By Wezi Tjaronda
There seems to be a glimmer of hope after Otjiku farm evictees were last week visited by an official from the Ministry of Lands and Resettlement, for the first time since their eviction two years ago.
New Era was informed that the ministry’s directorate of resettlement sent an official from Otjiwarongo for them to familiarize themselves with the problems the evictees face.
One of the evictees, Godfried Mbauruma, said on Friday they were awaiting the ministry’s next step after the official wrote down their problems and said he would report to head office.
Amongst the problems the evictees face is having to share dirty and contaminated river water with livestock and wildlife. None of the evictees, who together with their children total about 56, are employed. This means they have no source of income to buy food.
They have about 200 goats, donkeys and horses left after having lost most of their animals along the road where they live. The makeshift homes of the evictees along the road are a safety hazard for children whom they fear may be run over by road users.
The source also said despite having the areas’ councillor on the Resettlement Committee, the evictees had no information on how to apply for resettlement.
Issaskar Kaujuea, Councillor of Omatako Constituency, in whose area the evictees reside, said the visit of the lands official was a clear message that the government wants to assist the evictees.
“I am sure the report will recommend to the Resettlement Committee that those people should be resettled,” said the councillor.
He added that he would take up the matter with the Otjozondjupa regional governor on how to further assist the people with water and food as they await the next step.
“It is our responsibility to look at the water and food situation but until when I do not know,” he sad.
The workers were evicted while awaiting the courts to decide on their retrenchment after Farm Otjiku fell under new management.

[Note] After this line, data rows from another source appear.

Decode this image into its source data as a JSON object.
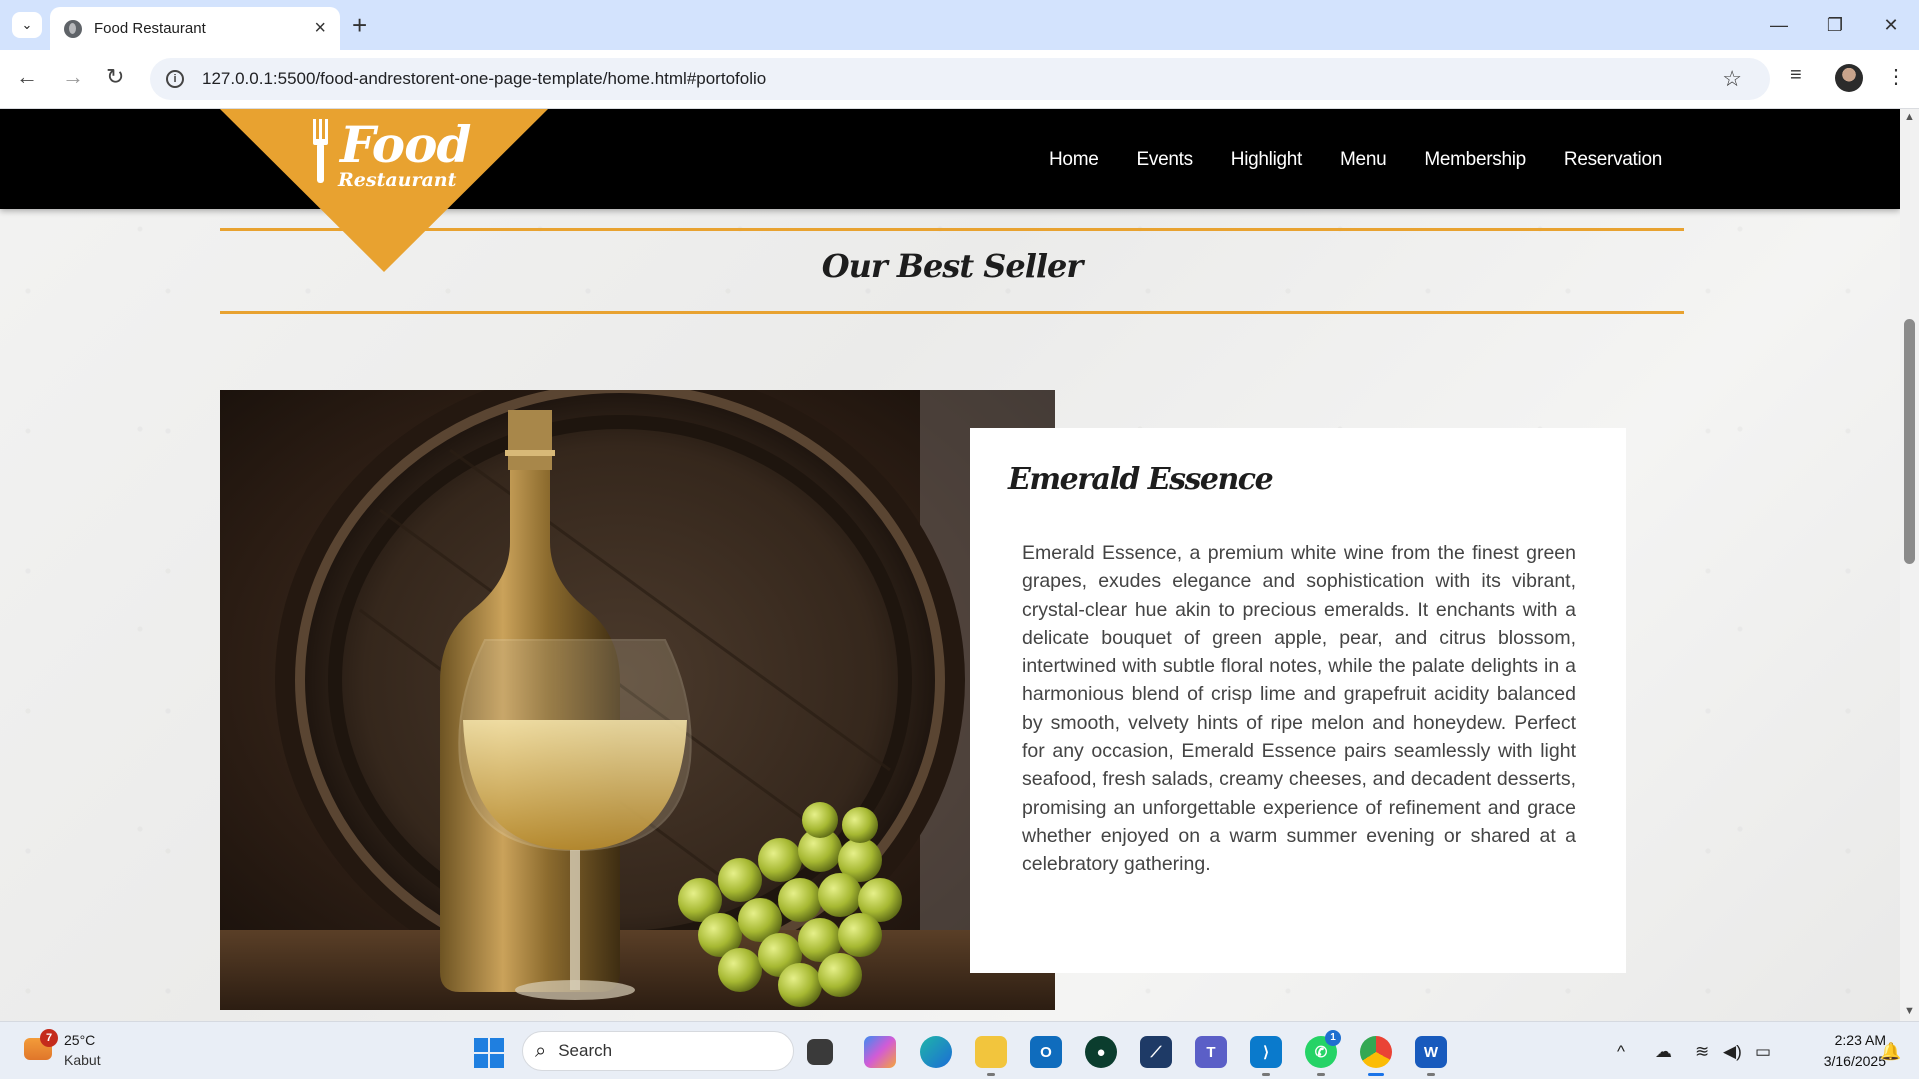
{
  "browser": {
    "tab_title": "Food Restaurant",
    "url": "127.0.0.1:5500/food-andrestorent-one-page-template/home.html#portofolio"
  },
  "site": {
    "logo": {
      "food": "Food",
      "restaurant": "Restaurant"
    },
    "nav": [
      "Home",
      "Events",
      "Highlight",
      "Menu",
      "Membership",
      "Reservation"
    ],
    "section_title": "Our Best Seller",
    "feature": {
      "title": "Emerald Essence",
      "description": "Emerald Essence, a premium white wine from the finest green grapes, exudes elegance and sophistication with its vibrant, crystal-clear hue akin to precious emeralds. It enchants with a delicate bouquet of green apple, pear, and citrus blossom, intertwined with subtle floral notes, while the palate delights in a harmonious blend of crisp lime and grapefruit acidity balanced by smooth, velvety hints of ripe melon and honeydew. Perfect for any occasion, Emerald Essence pairs seamlessly with light seafood, fresh salads, creamy cheeses, and decadent desserts, promising an unforgettable experience of refinement and grace whether enjoyed on a warm summer evening or shared at a celebratory gathering."
    }
  },
  "taskbar": {
    "weather": {
      "temp": "25°C",
      "condition": "Kabut",
      "badge": "7"
    },
    "search_placeholder": "Search",
    "whatsapp_badge": "1",
    "time": "2:23 AM",
    "date": "3/16/2025"
  },
  "colors": {
    "accent": "#e8a230",
    "header": "#000000",
    "tabstrip": "#d3e3fd"
  }
}
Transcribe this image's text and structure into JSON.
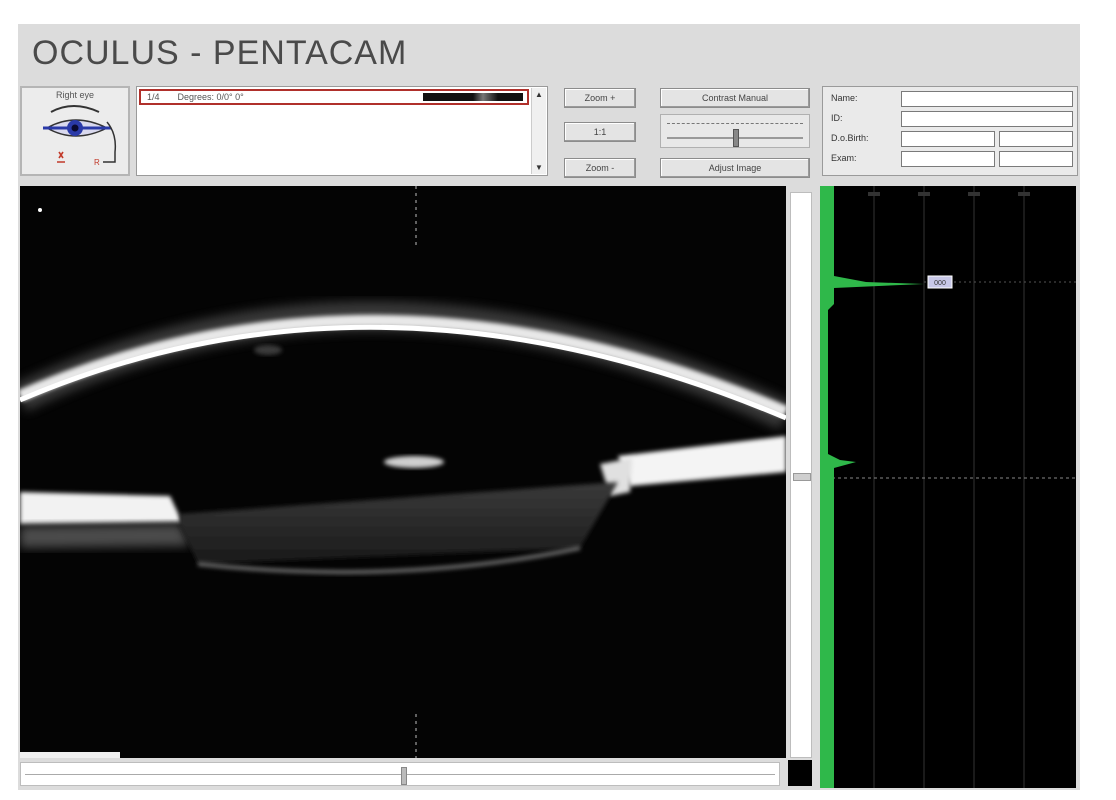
{
  "app": {
    "title": "OCULUS  -  PENTACAM"
  },
  "eye_panel": {
    "label": "Right eye",
    "marker": "R"
  },
  "scan_list": {
    "row_index": "1/4",
    "row_label": "Degrees: 0/0° 0°"
  },
  "toolbar": {
    "zoom_in_label": "Zoom +",
    "one_to_one_label": "1:1",
    "zoom_out_label": "Zoom -",
    "contrast_label": "Contrast Manual",
    "adjust_label": "Adjust Image"
  },
  "patient_info": {
    "name_label": "Name:",
    "id_label": "ID:",
    "dob_label": "D.o.Birth:",
    "exam_label": "Exam:",
    "name_value": "",
    "id_value": "",
    "dob_value": "",
    "exam_value": ""
  },
  "densitometry": {
    "peak_value": "000",
    "colors": {
      "profile": "#2fb84a",
      "background": "#000000",
      "grid": "#444444"
    }
  },
  "icons": [
    "eye-icon",
    "scroll-up-icon",
    "scroll-down-icon"
  ]
}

Two of the workers and their children were the first ones to be evicted from the farm while five others stayed on because their case was still pending in the labour court in Otjiwarongo. But when the case was postponed to February 2006, the remaining workers, who still lived on the farm, were also evicted.